The Old Grey Whistle Test material has some visual anomalies but it is important to consider that it is amazing that this footage even still exists! The BBC was notorious (especially in the 60s, and I assume into the early 70s) for “wiping” video tapes after a performance had been broadcast. Given that this was recorded on relatively primitive color video of the day, it looks pretty terrific all things considered, even playing on my 50-inch 1080p television. There might have been clips of this circulating among fans on VHS back in the day but I suspect that most of us haven’t seen early footage of Elton from this period in quite this quality. Some of this footage seems to have been previewed on Elton’s YouTube channel in recent years but its great to be able to add it into the collection, accessible whenever we’d like without having to worry about internet connectivity.
Of course the performances are exemplary, with Elton and his band — drummer Nigel Olsson and bassist Dee Murray — remarkably delivering the necessary buoyant lift to these songs which on LP were often wrapped in lush orchestral studio creations. If you’ve ever heard Elton John’s live album from 1970 (originally titled 17-11-70 in the UK and 11-17-70 in the US) you know just how rocking they could get when performing material from the prior albums.
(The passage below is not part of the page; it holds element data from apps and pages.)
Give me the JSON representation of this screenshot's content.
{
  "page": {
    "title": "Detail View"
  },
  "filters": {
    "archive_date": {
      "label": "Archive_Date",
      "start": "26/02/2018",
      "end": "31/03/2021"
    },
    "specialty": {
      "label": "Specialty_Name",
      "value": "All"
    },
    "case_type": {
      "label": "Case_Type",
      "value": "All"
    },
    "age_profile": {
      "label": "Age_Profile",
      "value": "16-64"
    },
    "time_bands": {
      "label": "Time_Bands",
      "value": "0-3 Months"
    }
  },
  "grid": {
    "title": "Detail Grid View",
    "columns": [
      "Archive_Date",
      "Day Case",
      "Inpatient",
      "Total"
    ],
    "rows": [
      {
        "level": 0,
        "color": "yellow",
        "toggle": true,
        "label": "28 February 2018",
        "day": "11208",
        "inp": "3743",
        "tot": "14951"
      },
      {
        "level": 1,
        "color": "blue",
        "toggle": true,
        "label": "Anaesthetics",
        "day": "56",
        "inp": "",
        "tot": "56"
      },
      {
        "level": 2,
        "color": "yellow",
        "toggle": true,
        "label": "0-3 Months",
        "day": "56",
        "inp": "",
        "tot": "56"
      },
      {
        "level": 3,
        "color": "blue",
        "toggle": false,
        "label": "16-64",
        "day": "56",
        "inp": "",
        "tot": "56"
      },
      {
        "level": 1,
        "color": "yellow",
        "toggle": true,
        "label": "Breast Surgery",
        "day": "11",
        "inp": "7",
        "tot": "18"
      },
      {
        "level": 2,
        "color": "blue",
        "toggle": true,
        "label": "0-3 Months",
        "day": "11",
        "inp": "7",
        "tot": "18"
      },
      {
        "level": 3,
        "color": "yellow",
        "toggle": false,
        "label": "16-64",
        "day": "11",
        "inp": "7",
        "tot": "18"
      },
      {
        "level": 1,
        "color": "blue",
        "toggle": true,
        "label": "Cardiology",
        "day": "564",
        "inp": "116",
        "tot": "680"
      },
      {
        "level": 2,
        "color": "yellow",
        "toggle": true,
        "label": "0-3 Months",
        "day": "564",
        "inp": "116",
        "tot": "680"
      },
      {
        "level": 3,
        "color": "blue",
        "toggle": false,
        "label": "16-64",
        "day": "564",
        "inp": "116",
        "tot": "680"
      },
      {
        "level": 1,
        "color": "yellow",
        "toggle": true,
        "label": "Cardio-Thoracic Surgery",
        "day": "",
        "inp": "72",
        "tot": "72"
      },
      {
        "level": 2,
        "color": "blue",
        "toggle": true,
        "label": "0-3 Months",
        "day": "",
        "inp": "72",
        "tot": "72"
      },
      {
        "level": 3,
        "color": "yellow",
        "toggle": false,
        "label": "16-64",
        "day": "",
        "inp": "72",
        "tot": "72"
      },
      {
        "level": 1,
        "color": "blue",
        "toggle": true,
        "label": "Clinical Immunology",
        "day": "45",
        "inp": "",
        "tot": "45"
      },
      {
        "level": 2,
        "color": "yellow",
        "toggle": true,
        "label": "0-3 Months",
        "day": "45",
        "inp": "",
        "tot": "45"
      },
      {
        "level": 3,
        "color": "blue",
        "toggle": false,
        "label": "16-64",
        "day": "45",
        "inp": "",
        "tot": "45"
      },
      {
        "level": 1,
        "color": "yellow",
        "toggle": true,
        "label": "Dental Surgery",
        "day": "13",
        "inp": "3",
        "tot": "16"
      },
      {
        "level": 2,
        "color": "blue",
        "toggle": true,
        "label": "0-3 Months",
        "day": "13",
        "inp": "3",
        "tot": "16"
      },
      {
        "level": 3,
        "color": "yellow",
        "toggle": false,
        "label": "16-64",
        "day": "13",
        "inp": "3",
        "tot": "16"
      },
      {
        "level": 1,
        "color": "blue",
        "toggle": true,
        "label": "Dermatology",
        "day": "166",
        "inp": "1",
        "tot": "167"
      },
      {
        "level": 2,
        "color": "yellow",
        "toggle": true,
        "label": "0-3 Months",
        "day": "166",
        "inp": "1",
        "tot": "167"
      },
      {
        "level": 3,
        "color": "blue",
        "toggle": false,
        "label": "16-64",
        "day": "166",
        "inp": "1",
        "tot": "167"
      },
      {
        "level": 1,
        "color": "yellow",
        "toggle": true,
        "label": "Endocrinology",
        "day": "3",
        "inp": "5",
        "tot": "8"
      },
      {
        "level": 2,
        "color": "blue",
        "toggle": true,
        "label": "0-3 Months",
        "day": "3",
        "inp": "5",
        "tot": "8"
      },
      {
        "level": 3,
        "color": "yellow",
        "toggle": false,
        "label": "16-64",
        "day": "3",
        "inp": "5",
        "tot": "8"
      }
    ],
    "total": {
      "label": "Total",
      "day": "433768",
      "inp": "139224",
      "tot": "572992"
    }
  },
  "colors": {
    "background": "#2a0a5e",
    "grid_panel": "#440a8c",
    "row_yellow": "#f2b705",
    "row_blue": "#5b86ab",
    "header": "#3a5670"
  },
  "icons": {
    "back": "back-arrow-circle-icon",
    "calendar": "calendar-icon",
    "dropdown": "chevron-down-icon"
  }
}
To hear tracks like “Indian Sunset,” “Levon” and “Tiny Dancer” in this manner is spectacular. We get to hear different arrangements and even some alternate lyrics (there is an extra verse in the live version of “Holiday Inn” which is fun, though I can understand why it was left off the studio release).
It is especially rewarding to hear “Madman Across The Water” live as it became a platform of improvisation for Elton. Given that there are none of Paul Buckmaster’s over-the-top (and wonderful) orchestral arrangements here, Elton and the band rock and jam out on the song for quite some time, with often great washes of sound coming from his piano.
The Old Grey Whistle Test performance is exciting for me as Elton performs a solo piano version of arguably my favorite of his songs, “All The Nasties” live, a song which I suspect he didn’t have much opportunity to play live at the time. That it is a fantastic performance makes it all the more mesmerizing.
Taken together, these performances give us a complete live version of the Madman Across The Water album!
It is worth noting how impressive Elton is on these live-without-a-net performances, especially as they were taped at the end of their exhaustive U.S. tour. He appears incredibly calm and confident, barely breaking a sweat under the no doubt hot studio lighting (especially when wearing likely polyester clothing at the time!). The band is perfectly in sync with Elton, especially their harmonies on tracks like “Razor Face” and “Rotten Peaches.” The vocal blend is just about perfect.
Included in Elton John’s Madman Across The Water 50th Anniversary edition is a dedicated CD of the Sounds For Saturday performance which you can enjoy on its own. The audio quality is excellent for its age. While it sounds like it is Monaural — broadcast television was only mono at that time folks —the fidelity is terrific to the point where I wonder if they had a dedicated audio recorder capturing the performance as a back up (vs. just taking audio off the video tape). Whatever the source, is I’m grateful this has been officially released.
There is so much more to talk about on this set which I’ll get into tomorrow in part two of my listening report on Elton John’s Madman Across The Water 50th Anniversary boxed set. Stay tuned!